• **Excerpted data**:
++++
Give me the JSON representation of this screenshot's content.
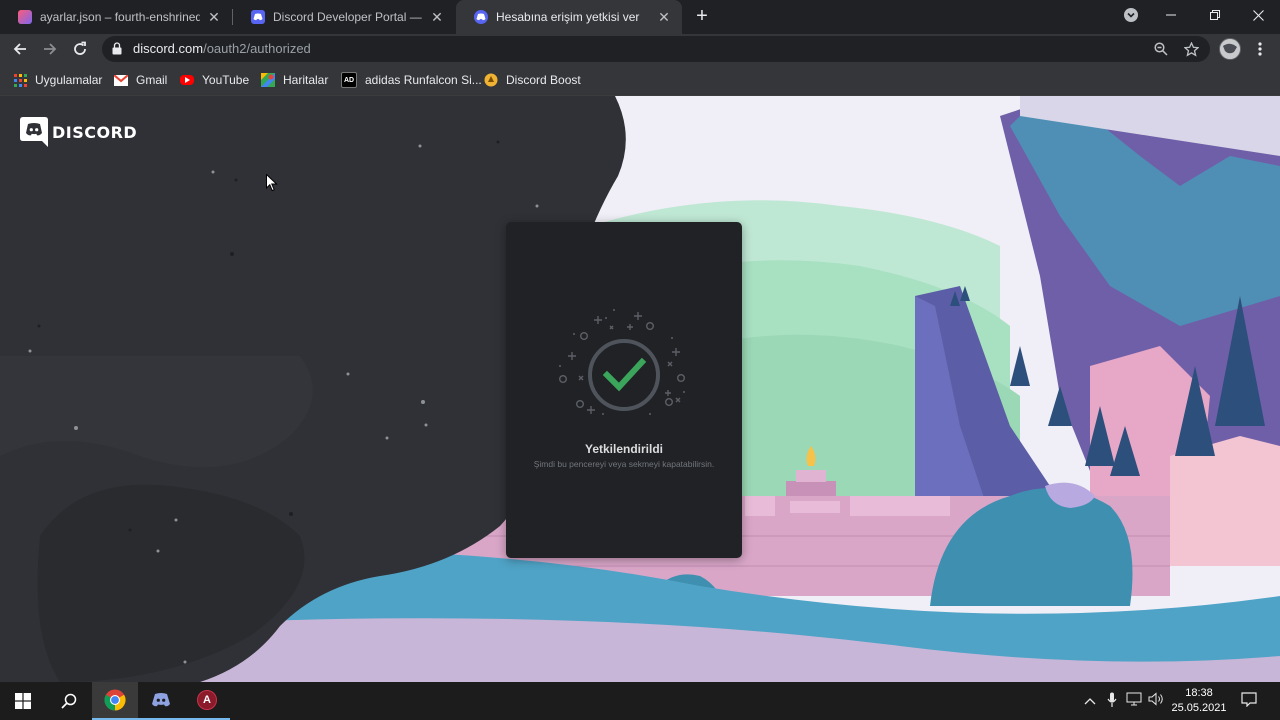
{
  "browser": {
    "tabs": [
      {
        "title": "ayarlar.json – fourth-enshrined-s",
        "favicon": "glitch-icon",
        "active": false
      },
      {
        "title": "Discord Developer Portal — My A",
        "favicon": "discord-icon",
        "active": false
      },
      {
        "title": "Hesabına erişim yetkisi ver",
        "favicon": "discord-icon",
        "active": true
      }
    ],
    "new_tab_label": "+",
    "url_host": "discord.com",
    "url_path": "/oauth2/authorized",
    "bookmarks": [
      {
        "label": "Uygulamalar",
        "icon": "apps-grid-icon"
      },
      {
        "label": "Gmail",
        "icon": "gmail-icon"
      },
      {
        "label": "YouTube",
        "icon": "youtube-icon"
      },
      {
        "label": "Haritalar",
        "icon": "maps-icon"
      },
      {
        "label": "adidas Runfalcon Si...",
        "icon": "adidas-icon",
        "icon_text": "AD"
      },
      {
        "label": "Discord Boost",
        "icon": "boost-icon"
      }
    ]
  },
  "page": {
    "logo_text": "DISCORD",
    "modal": {
      "title": "Yetkilendirildi",
      "subtitle": "Şimdi bu pencereyi veya sekmeyi kapatabilirsin."
    }
  },
  "taskbar": {
    "app_icon_text": "A",
    "time": "18:38",
    "date": "25.05.2021"
  },
  "colors": {
    "discord_blurple": "#5865f2",
    "success_green": "#3ba55c",
    "modal_bg": "#202225",
    "page_dark": "#2f3136"
  }
}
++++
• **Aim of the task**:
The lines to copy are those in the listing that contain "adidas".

• **Response to this task**:
        "label": "adidas Runfalcon Si...",
        "icon": "adidas-icon",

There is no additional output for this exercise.